What this task involves:
Your task is to write out all of the records once more, exactly.
::: Excerpted data
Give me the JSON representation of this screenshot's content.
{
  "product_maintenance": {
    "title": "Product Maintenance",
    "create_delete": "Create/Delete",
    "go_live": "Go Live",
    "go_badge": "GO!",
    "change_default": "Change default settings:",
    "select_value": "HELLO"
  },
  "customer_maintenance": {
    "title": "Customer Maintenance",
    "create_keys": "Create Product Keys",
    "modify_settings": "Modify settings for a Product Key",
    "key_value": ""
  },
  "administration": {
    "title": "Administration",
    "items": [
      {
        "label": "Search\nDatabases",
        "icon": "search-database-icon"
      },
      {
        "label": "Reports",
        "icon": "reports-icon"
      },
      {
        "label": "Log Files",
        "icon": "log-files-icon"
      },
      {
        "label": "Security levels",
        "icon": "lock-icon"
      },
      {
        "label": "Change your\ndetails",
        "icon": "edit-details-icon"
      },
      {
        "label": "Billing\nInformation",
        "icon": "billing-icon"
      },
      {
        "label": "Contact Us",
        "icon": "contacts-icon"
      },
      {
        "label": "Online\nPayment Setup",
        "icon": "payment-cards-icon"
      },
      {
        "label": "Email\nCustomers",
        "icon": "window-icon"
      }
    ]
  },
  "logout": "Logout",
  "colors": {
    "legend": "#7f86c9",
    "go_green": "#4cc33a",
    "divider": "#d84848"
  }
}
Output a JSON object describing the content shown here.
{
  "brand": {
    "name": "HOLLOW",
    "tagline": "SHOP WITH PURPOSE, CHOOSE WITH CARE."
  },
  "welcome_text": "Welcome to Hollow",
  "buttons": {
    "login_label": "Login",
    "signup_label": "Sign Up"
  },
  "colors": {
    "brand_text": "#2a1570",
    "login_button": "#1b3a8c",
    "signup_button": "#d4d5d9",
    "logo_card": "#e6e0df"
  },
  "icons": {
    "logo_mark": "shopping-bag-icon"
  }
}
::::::
Your solution:
Give me the JSON representation of this screenshot's content.
{
  "product_maintenance": {
    "title": "Product Maintenance",
    "create_delete": "Create/Delete",
    "go_live": "Go Live",
    "go_badge": "GO!",
    "change_default": "Change default settings:",
    "select_value": "HELLO"
  },
  "customer_maintenance": {
    "title": "Customer Maintenance",
    "create_keys": "Create Product Keys",
    "modify_settings": "Modify settings for a Product Key",
    "key_value": ""
  },
  "administration": {
    "title": "Administration",
    "items": [
      {
        "label": "Search\nDatabases",
        "icon": "search-database-icon"
      },
      {
        "label": "Reports",
        "icon": "reports-icon"
      },
      {
        "label": "Log Files",
        "icon": "log-files-icon"
      },
      {
        "label": "Security levels",
        "icon": "lock-icon"
      },
      {
        "label": "Change your\ndetails",
        "icon": "edit-details-icon"
      },
      {
        "label": "Billing\nInformation",
        "icon": "billing-icon"
      },
      {
        "label": "Contact Us",
        "icon": "contacts-icon"
      },
      {
        "label": "Online\nPayment Setup",
        "icon": "payment-cards-icon"
      },
      {
        "label": "Email\nCustomers",
        "icon": "window-icon"
      }
    ]
  },
  "logout": "Logout",
  "colors": {
    "legend": "#7f86c9",
    "go_green": "#4cc33a",
    "divider": "#d84848"
  }
}
Output a JSON object describing the content shown here.
{
  "brand": {
    "name": "HOLLOW",
    "tagline": "SHOP WITH PURPOSE, CHOOSE WITH CARE."
  },
  "welcome_text": "Welcome to Hollow",
  "buttons": {
    "login_label": "Login",
    "signup_label": "Sign Up"
  },
  "colors": {
    "brand_text": "#2a1570",
    "login_button": "#1b3a8c",
    "signup_button": "#d4d5d9",
    "logo_card": "#e6e0df"
  },
  "icons": {
    "logo_mark": "shopping-bag-icon"
  }
}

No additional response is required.